--- AVAILABLE DATA ---

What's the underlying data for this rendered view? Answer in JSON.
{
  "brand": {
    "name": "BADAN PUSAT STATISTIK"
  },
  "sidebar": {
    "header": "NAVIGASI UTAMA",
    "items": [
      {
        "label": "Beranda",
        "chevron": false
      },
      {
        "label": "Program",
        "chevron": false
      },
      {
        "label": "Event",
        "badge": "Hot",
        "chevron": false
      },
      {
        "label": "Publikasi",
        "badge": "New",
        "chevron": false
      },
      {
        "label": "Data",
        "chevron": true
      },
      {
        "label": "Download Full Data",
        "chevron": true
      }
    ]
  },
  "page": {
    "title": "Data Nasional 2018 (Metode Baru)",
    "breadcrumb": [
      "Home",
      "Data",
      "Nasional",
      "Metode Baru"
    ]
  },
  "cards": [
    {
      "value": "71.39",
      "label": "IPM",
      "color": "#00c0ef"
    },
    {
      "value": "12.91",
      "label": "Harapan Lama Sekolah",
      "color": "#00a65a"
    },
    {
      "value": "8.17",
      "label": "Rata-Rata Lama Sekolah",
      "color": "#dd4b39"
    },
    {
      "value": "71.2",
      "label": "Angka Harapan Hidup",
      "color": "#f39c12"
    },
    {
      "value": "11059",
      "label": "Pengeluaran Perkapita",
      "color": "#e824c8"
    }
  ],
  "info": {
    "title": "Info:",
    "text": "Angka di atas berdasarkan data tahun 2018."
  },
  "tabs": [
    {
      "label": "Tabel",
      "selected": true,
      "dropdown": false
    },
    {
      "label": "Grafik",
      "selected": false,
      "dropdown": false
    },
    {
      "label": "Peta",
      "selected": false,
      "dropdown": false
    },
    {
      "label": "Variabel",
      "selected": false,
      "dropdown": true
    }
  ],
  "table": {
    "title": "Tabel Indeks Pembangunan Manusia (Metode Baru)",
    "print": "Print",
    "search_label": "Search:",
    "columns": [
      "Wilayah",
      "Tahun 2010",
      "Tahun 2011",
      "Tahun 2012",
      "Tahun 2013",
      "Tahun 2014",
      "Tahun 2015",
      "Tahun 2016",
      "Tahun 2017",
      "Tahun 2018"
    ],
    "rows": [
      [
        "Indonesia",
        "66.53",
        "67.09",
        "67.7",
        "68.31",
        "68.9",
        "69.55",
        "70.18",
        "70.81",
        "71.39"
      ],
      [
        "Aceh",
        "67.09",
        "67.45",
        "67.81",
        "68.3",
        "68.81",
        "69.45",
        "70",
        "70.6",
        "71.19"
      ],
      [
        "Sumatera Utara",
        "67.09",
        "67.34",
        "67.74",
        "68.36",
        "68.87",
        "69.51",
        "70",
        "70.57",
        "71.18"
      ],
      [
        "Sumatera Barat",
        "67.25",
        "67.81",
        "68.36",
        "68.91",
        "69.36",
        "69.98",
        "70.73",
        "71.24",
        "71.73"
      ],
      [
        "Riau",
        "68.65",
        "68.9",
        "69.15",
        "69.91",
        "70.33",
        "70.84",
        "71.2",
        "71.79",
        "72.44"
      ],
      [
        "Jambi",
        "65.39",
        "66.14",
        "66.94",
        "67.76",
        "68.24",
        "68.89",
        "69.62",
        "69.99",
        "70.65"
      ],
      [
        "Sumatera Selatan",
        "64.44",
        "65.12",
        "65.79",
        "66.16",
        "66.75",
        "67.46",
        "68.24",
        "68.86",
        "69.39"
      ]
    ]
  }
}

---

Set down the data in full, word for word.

What's the underlying data for this rendered view? Answer in JSON.
{
  "brand": {
    "name": "BADAN PUSAT STATISTIK"
  },
  "sidebar": {
    "header": "NAVIGASI UTAMA",
    "items": [
      {
        "label": "Beranda",
        "chevron": false
      },
      {
        "label": "Program",
        "chevron": false
      },
      {
        "label": "Event",
        "badge": "Hot",
        "chevron": false
      },
      {
        "label": "Publikasi",
        "badge": "New",
        "chevron": false
      },
      {
        "label": "Data",
        "chevron": true
      },
      {
        "label": "Download Full Data",
        "chevron": true
      }
    ]
  },
  "page": {
    "title": "Data Nasional 2018 (Metode Baru)",
    "breadcrumb": [
      "Home",
      "Data",
      "Nasional",
      "Metode Baru"
    ]
  },
  "cards": [
    {
      "value": "71.39",
      "label": "IPM",
      "color": "#00c0ef"
    },
    {
      "value": "12.91",
      "label": "Harapan Lama Sekolah",
      "color": "#00a65a"
    },
    {
      "value": "8.17",
      "label": "Rata-Rata Lama Sekolah",
      "color": "#dd4b39"
    },
    {
      "value": "71.2",
      "label": "Angka Harapan Hidup",
      "color": "#f39c12"
    },
    {
      "value": "11059",
      "label": "Pengeluaran Perkapita",
      "color": "#e824c8"
    }
  ],
  "info": {
    "title": "Info:",
    "text": "Angka di atas berdasarkan data tahun 2018."
  },
  "tabs": [
    {
      "label": "Tabel",
      "selected": true,
      "dropdown": false
    },
    {
      "label": "Grafik",
      "selected": false,
      "dropdown": false
    },
    {
      "label": "Peta",
      "selected": false,
      "dropdown": false
    },
    {
      "label": "Variabel",
      "selected": false,
      "dropdown": true
    }
  ],
  "table": {
    "title": "Tabel Indeks Pembangunan Manusia (Metode Baru)",
    "print": "Print",
    "search_label": "Search:",
    "columns": [
      "Wilayah",
      "Tahun 2010",
      "Tahun 2011",
      "Tahun 2012",
      "Tahun 2013",
      "Tahun 2014",
      "Tahun 2015",
      "Tahun 2016",
      "Tahun 2017",
      "Tahun 2018"
    ],
    "rows": [
      [
        "Indonesia",
        "66.53",
        "67.09",
        "67.7",
        "68.31",
        "68.9",
        "69.55",
        "70.18",
        "70.81",
        "71.39"
      ],
      [
        "Aceh",
        "67.09",
        "67.45",
        "67.81",
        "68.3",
        "68.81",
        "69.45",
        "70",
        "70.6",
        "71.19"
      ],
      [
        "Sumatera Utara",
        "67.09",
        "67.34",
        "67.74",
        "68.36",
        "68.87",
        "69.51",
        "70",
        "70.57",
        "71.18"
      ],
      [
        "Sumatera Barat",
        "67.25",
        "67.81",
        "68.36",
        "68.91",
        "69.36",
        "69.98",
        "70.73",
        "71.24",
        "71.73"
      ],
      [
        "Riau",
        "68.65",
        "68.9",
        "69.15",
        "69.91",
        "70.33",
        "70.84",
        "71.2",
        "71.79",
        "72.44"
      ],
      [
        "Jambi",
        "65.39",
        "66.14",
        "66.94",
        "67.76",
        "68.24",
        "68.89",
        "69.62",
        "69.99",
        "70.65"
      ],
      [
        "Sumatera Selatan",
        "64.44",
        "65.12",
        "65.79",
        "66.16",
        "66.75",
        "67.46",
        "68.24",
        "68.86",
        "69.39"
      ]
    ]
  }
}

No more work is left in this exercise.